Not evident from that short video is that we talked for more than an hour. I had arrived early to rig the airplane with a camera so we had plenty of time to chat. Snodgrass came of age as an F-14 pilot during the 1980s and at a time when then Secretary of the Navy John Lehman had proposed his controversial northern strategy. The idea was to send a carrier battle group into the Norwegian or Barents Seas to bottle up the Soviet Northern Fleet. It pushed the limits of carrier operations to the breaking point and Snodgrass told me the worst experience he had in the that part of the world was flying 13 passes to get an F-14 trapped on a heaving deck. He affected no bravado about it. It was scary and he said as much.
He was well positioned and experienced to understand the risks of aviation broadly and specifically flying vintage jets in airshows. So it’s natural, upon seeing the video, to think if it can happen to him, it can happen to anyone. While that’s certainly true, upon seeing the video, my immediate takeaway was more pedestrian than that. It was a reminder about pre-takeoff control checks. To be clear, I am not speculating that this is what happened here because we lack the necessary data to draw any conclusion. This accident could have been caused by several things we can imagine and maybe some we can’t.

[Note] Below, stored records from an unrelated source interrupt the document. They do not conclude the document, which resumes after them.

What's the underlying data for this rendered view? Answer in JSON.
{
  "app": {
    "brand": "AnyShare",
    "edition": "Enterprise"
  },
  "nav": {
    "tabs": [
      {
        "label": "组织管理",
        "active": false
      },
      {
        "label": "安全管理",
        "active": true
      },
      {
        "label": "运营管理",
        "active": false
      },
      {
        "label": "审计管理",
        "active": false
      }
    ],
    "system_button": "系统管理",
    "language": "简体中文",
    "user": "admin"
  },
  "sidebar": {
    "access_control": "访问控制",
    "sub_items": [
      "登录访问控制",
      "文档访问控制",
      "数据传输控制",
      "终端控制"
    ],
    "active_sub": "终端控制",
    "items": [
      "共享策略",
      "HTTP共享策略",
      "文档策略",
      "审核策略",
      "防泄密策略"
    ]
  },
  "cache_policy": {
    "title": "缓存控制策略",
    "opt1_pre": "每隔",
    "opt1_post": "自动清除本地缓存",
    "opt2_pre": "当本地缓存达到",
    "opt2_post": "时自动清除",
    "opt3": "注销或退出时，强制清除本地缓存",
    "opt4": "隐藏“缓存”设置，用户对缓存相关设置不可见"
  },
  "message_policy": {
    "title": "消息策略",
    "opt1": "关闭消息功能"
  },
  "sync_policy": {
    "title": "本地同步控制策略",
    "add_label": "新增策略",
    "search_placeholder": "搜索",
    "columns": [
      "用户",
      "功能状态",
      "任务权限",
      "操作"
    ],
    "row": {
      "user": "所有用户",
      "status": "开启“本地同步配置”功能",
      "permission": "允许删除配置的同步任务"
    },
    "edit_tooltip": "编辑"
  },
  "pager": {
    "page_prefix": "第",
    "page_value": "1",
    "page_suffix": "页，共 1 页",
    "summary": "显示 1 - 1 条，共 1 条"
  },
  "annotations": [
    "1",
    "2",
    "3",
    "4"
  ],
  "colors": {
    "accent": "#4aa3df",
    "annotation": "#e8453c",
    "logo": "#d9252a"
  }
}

What I am saying is that this reminds me of one of a dozen or more accident reports I’ve read in which a gust lock left in place or some other control impingement caused loss of control immediately after takeoff. Some of these were fatal, but, mercifully, most were not. Some caused the rapid pitch up you see in this video, some didn’t. All of them bent or destroyed airplanes.
Having been steeped in so many accident reports, I’m religious about certain things, including sumping the fuel for water, using the full runway length and control checks. In the Cub, I always do it at the same point, when climbing into the aircraft after I’ve pulled the right wheel chock.
One thing that got me into that habit was another video that appeared after this 1992 fatal accident of a DHC-4 Caribou that crashed immediately after takeoff. The three-person crew was conducting a test flight and the Canadian TSB said the gust lock system may have engaged after takeoff, but it also said it was unlikely the crew did a control check. So, the two videos taken together are a reminder not to forget this basic critical preflight check, regardless of what caused the Snodgrass crash. If airing them saves another crash or two or three, then that justifies the unavoidably macabre nature of the subject matter.
One other thing occurred to me. If, after takeoff, you suddenly encounter uncommanded pitch-up that you can’t control, what can you do? If it’s a control lock in place, most of the pitch-up moment will be coming from the engine’s thrust vector. Get rid of it and quick. Reducing throttle if not chopping it entirely will lower the pitch and although the airplane will likely land hard on the remaining runway, that would be far more survivable than climbing to a couple of hundred feet and suffering the inevitable noseover and high-energy crash.
It would take superhuman fast thinking and discipline to instantly decide you’re going to throw the airplane away so you can at least survive the incident. Frankly, I doubt if I’m capable of it. Which is why I’ll hope to avoid trying by doing the control check in the first place.